StyleCity Europe Edited by Lucas Dietrich (Thames & Hudson, $49.95) THE StyleCity series has been a hit with those travellers who’ve also devoured Herbert Ypma’s ever-expanding Hip Hotels portfolio. StyleCity volumes tell you where to sleep, eat, drink, sightsee and hang out in cities acknowledged by those in the know as centres of chic. The problem with this latest addition to the range is its ambition; ranging across 14 cities, from Amsterdam to Vienna, is just too wide a span and its use as a takealong guide is limited given the hefty weight of 328 high-gloss pages.
But for pre-planning accommodation, all you need to know about how to sleep in style is here, from Les Ottomans in Istanbul (11 suites with views over the Bosphorus, feng-shui blessed design and treasures galore) to Hotel Therese in Paris (affordable luxury from j130, or $205, a night in a restored 18th-century townhouse). In Lisbon, York House, a charming little hotel created from a former convent, has played host to a rollcall of writers, including Graham Greene. Lovely discoveries of this ilk make the slightly unwieldy StyleCity Europe well worth its purchase price. Susan Kurosawa Francoise Raymond Kuijper, Kerry O’Neill and Richard Nicols (Archipelago Press, $35) UNTIL very recently, who would have expected to encounter the words Croatia and chic in the same sentence, let alone coupled as a book title? Clearly it’s time to update our notions of this Adriatic destination. Sailing charters are big here — along the ravishingly beautiful and unspoiled coastline — and the tourism infrastructure is fast expanding to include spas, boutique hotels and gorgeous rental villas. There are five-star hideouts such as the Regent Esplanade in Zagreb, built in 1925 in grand and glamorous style, and Hotel Arbiana, a high-society haunt on the little island of Rab.

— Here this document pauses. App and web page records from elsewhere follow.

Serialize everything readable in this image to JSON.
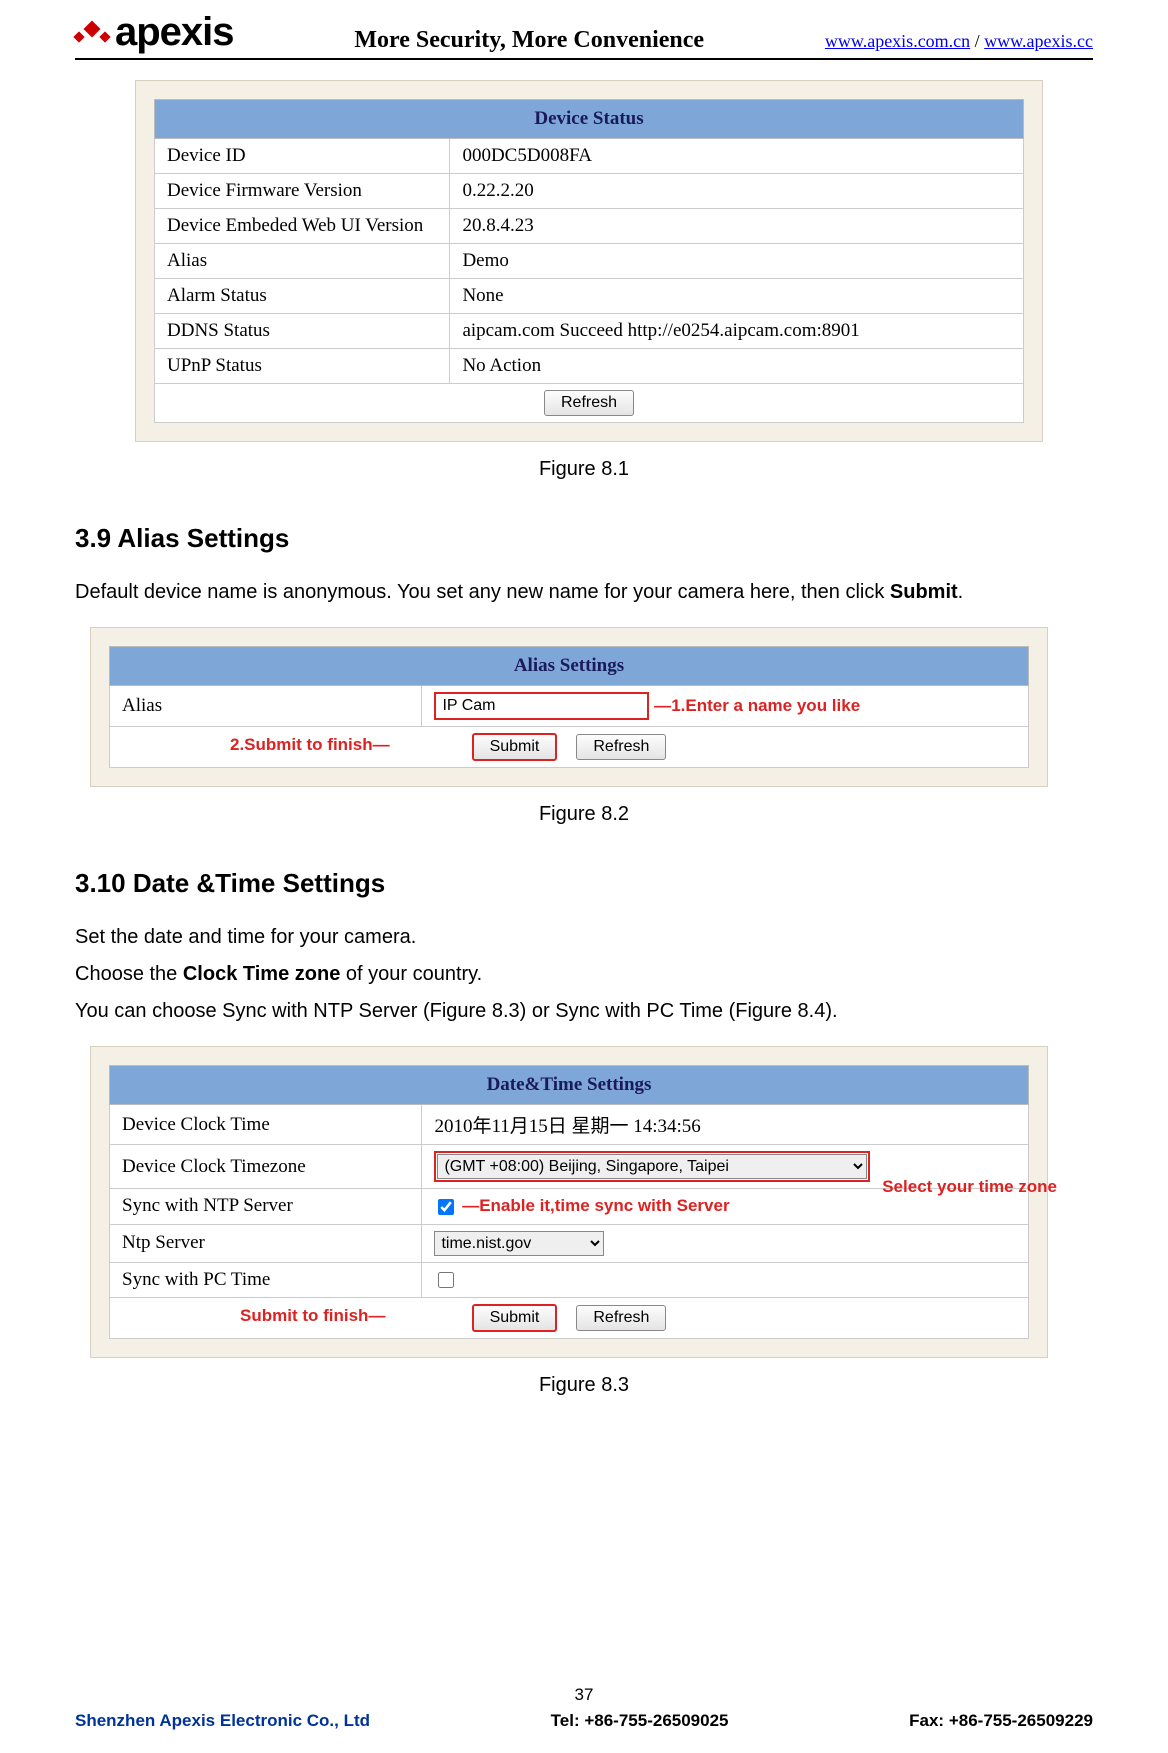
{
  "header": {
    "logo_text": "apexis",
    "slogan": "More Security, More Convenience",
    "link1": "www.apexis.com.cn",
    "sep": " / ",
    "link2": "www.apexis.cc"
  },
  "fig81": {
    "title": "Device Status",
    "rows": [
      {
        "l": "Device ID",
        "v": "000DC5D008FA"
      },
      {
        "l": "Device Firmware Version",
        "v": "0.22.2.20"
      },
      {
        "l": "Device Embeded Web UI Version",
        "v": "20.8.4.23"
      },
      {
        "l": "Alias",
        "v": "Demo"
      },
      {
        "l": "Alarm Status",
        "v": "None"
      },
      {
        "l": "DDNS Status",
        "v": "aipcam.com  Succeed  http://e0254.aipcam.com:8901"
      },
      {
        "l": "UPnP Status",
        "v": "No Action"
      }
    ],
    "refresh": "Refresh",
    "caption": "Figure 8.1"
  },
  "sec39": {
    "heading": "3.9 Alias Settings",
    "para_a": "Default device name is anonymous. You set any new name for your camera here, then click ",
    "para_b_strong": "Submit",
    "para_c": "."
  },
  "fig82": {
    "title": "Alias Settings",
    "row_label": "Alias",
    "input_value": "IP Cam",
    "ann1": "1.Enter a name you like",
    "ann2": "2.Submit to finish",
    "submit": "Submit",
    "refresh": "Refresh",
    "caption": "Figure 8.2"
  },
  "sec310": {
    "heading": "3.10 Date &Time Settings",
    "p1": "Set the date and time for your camera.",
    "p2a": "Choose the ",
    "p2b_strong": "Clock Time zone",
    "p2c": " of your country.",
    "p3": "You can choose Sync with NTP Server (Figure 8.3) or Sync with PC Time (Figure 8.4)."
  },
  "fig83": {
    "title": "Date&Time Settings",
    "rows": {
      "r1l": "Device Clock Time",
      "r1v": "2010年11月15日  星期一  14:34:56",
      "r2l": "Device Clock Timezone",
      "r2v": "(GMT +08:00) Beijing, Singapore, Taipei",
      "r3l": "Sync with NTP Server",
      "r3ann": "Enable it,time sync with Server",
      "r2ann": "Select your time zone",
      "r4l": "Ntp Server",
      "r4v": "time.nist.gov",
      "r5l": "Sync with PC Time"
    },
    "ann_submit": "Submit to finish",
    "submit": "Submit",
    "refresh": "Refresh",
    "caption": "Figure 8.3"
  },
  "footer": {
    "page": "37",
    "company": "Shenzhen Apexis Electronic Co., Ltd",
    "tel": "Tel: +86-755-26509025",
    "fax": "Fax: +86-755-26509229"
  }
}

This series includes historic background and travel narrative and is not as up-to-the-second savvy as the competitor StyleCity books, but the publisher is adding a swag of titles to the list, with TokyoChic and New ZealandChic recent starters and Bali, Shanghai and India bound for the mix. Alexandra James
Secrets of the Labyrinth Greg Mosse (Orion, $35) IN 2005, Orange Prize co-founder Kate Mosse published Labyrinth —‘‘a gripping romp’’, according to a Guardian review — about the murder and mayhem in medieval Languedoc’s religious intrigues involving the Cathars, the Knights Templar and the powers that were. This is her husband’s historical expose of the world behind the network of plot and conspiracy in which her novel was set.
In one of France’s most intriguing regions — the walled city of Carcassonne is now a tourist magnet— Greg Mosse begins with the ancient religious background and works through the rise and fall of cities, armies and people, ending with the 19th-century restoration of Carcassonne by Parisian architect, and central figure in the revival of gothic heritage, Eugene Viollet-le-Duc.
In readable prose, rather like tuning in to ancient gossip, scattered with black and white photographs, Mosse covers language, frescoes, the Grail, Catalan poetry, family history and much more. Judith Elen
LIFE-CHANGE MEMOIR STYLE BIBLE Croatia Chic
To Hellas and Back Lana Penrose (Viking, $29.95) AUSTRALIAN traveller Lana Penrose is yet another of that crop of enthusiastic life-changers who presume the world will be riveted by their move to more exotic climes. In Penrose’s case, the greener pastures are in Greece. Her
modern-day Greek tragedy’’ book is no better or worse than this year’s onslaught of transplant tales but there is one difference: instead of finding an amusing Frenchman under a Provencal arbour or a handsome Italian freshly popped from an olive grove, she takes her Greek-Aussie guy, Dion, along. Or, rather, he takes her, as he heads back to the old country for a career move.
There are the expected cross-cultural misunderstandings and local oddities, all related with good humour. Penrose is not afraid to reveal her fears of failing to understand a new culture or, ultimately, her inability to assimiliate; there is no moonlight-and-roses ending but, as with the best of travel, an eventual coming to terms with differentness, a dawning of self-realisation. Susan Kurosawa